I call to mind John Donne’s Meditation 17, “No man is an island, entire of itself; every man is a piece of the continent, a part of the main. If a clod be washed away by the sea, Europe is the less, as well as if a promontory were, as well as if a manor of thy friend’s or of thine own were: any man’s death diminishes me, because I am involved in mankind, and therefore never send to know for whom the bells tolls; it tolls for thee.”
I have found, if you truly have a love for a person, anyone, you can overcome any cultural barrier, any difference in value systems, and any prejudice in time. When you love someone, you understand them. And this is an understanding of the person from that person’s perspective not your own. Love grants empathy as it’s gift to the giver and this is the heart of leadership.

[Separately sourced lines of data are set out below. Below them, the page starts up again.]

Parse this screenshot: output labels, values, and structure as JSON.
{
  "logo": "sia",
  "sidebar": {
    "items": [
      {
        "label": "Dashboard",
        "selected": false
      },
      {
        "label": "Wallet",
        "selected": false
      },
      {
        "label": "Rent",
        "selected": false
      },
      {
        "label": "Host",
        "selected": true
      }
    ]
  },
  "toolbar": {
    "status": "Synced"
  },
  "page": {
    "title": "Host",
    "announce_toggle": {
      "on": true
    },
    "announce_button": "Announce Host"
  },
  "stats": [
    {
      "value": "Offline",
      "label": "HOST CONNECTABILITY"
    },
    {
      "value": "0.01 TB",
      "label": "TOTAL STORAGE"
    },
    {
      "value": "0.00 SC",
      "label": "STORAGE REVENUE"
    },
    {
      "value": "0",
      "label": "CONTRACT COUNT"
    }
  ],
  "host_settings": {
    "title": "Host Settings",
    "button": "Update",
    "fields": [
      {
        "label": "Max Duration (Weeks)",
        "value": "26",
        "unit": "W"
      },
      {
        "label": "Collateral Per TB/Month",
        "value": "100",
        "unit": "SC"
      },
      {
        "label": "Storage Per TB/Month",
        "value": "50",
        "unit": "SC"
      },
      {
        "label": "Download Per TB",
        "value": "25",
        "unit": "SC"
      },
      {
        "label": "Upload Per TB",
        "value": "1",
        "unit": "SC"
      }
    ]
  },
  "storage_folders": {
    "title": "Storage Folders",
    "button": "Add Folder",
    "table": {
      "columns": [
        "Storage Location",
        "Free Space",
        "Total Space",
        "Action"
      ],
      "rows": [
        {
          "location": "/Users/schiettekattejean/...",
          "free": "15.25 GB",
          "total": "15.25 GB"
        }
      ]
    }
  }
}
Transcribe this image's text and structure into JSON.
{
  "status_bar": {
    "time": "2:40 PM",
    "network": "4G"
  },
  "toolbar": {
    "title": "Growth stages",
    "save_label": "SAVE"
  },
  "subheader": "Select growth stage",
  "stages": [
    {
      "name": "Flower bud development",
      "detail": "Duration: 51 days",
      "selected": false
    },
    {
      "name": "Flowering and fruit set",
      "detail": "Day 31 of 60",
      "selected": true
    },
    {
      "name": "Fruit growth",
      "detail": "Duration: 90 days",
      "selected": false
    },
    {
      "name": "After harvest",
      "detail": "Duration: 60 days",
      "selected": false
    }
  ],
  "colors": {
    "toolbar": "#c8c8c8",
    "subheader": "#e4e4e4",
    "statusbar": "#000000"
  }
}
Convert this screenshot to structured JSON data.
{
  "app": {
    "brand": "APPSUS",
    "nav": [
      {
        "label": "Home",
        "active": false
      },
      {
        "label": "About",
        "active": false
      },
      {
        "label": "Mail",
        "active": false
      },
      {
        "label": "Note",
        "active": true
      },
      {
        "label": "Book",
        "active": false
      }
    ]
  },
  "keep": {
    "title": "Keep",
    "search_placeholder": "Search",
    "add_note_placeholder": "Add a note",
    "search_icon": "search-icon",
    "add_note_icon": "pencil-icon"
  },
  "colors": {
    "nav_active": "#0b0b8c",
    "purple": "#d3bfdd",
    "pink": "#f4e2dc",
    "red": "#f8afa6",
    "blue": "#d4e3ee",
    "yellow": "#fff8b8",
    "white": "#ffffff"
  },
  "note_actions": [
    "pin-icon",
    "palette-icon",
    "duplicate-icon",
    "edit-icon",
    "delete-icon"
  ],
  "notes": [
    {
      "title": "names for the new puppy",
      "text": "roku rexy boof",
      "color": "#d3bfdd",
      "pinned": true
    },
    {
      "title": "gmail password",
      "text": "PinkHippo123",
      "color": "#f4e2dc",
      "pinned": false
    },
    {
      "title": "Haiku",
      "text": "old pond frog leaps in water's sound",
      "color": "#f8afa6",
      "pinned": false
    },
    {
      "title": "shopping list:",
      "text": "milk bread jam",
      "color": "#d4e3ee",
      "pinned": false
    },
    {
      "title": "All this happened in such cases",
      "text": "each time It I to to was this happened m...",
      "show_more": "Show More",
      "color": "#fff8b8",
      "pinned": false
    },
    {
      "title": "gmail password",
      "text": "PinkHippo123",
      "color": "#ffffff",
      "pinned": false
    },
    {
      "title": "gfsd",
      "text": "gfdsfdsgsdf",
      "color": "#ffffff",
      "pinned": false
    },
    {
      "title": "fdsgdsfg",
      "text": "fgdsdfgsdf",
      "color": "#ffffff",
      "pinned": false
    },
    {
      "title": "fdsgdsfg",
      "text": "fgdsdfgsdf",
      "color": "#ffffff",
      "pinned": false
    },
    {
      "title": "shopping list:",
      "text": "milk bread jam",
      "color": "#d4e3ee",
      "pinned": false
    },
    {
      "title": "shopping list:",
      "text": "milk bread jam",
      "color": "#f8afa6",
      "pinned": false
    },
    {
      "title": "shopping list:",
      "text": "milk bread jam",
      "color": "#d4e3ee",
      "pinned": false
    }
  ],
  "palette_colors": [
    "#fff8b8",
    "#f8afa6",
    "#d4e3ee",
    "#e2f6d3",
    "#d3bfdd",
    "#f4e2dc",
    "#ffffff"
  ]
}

It is an idea that has been in the conscience of mankind since before the dawn of written histories. It has been spoken by the Greek philosophers and every civil religion. It is the idea summed up the “Golden Rule”: Do unto others as you would have them do unto you.
Of all of the forms of power, referent power, the power that comes from respect and admiration, is the only lasting source of power. The power derived from ones expertise is limited in its scope. More importantly, a good leader will seek to pass this knowledge to his subordinates. The consequence of this, while not necessarily the intent, will be an increase in power to all of his domain.
Legitimate power will only remain relevant in relative calm and orderly situations with a culture respecting the hierarchy of your office. This is conferred and can therefore be removed; sometimes by force if it is not relinquished willingly.
Coercive power, is a paradox and a poison. The paradox of coercive power is in order for a coercive leader to maintain his relative strength he must keep his subordinates week lest they cease to subordinate. Consequently, coercive power relies upon keeping the leader weak.
Power derived from rewards, reward power, sells a leader’s power to his subordinates with every transaction. The inevitable end of this is the leader will only remain in power so long as no challenger arises to capable of buying his position with greater rewards.
Referent power is the only lasting source of power. It must be gained through trust, mutual respect and these things are the byproduct of genuine love.
PS – I use masculine pronouns while writing because in grade-school I was taught, in absence of a defined gender default to the masculine. Writing “his or hers” and “he or she” at every junction makes for complicated thought, confusing communication and poor prose. There is no reason to choose one over the other other than habit, self-identification (I am male), and consistency (alternating male-female – or female-male if you prefer – is a lot to get track of and can be equally confusing). In all honesty, most of the outstanding examples of leaders I’ve had in life have been female. So please, feel free to substitute any personal preference you have. It will certainly apply.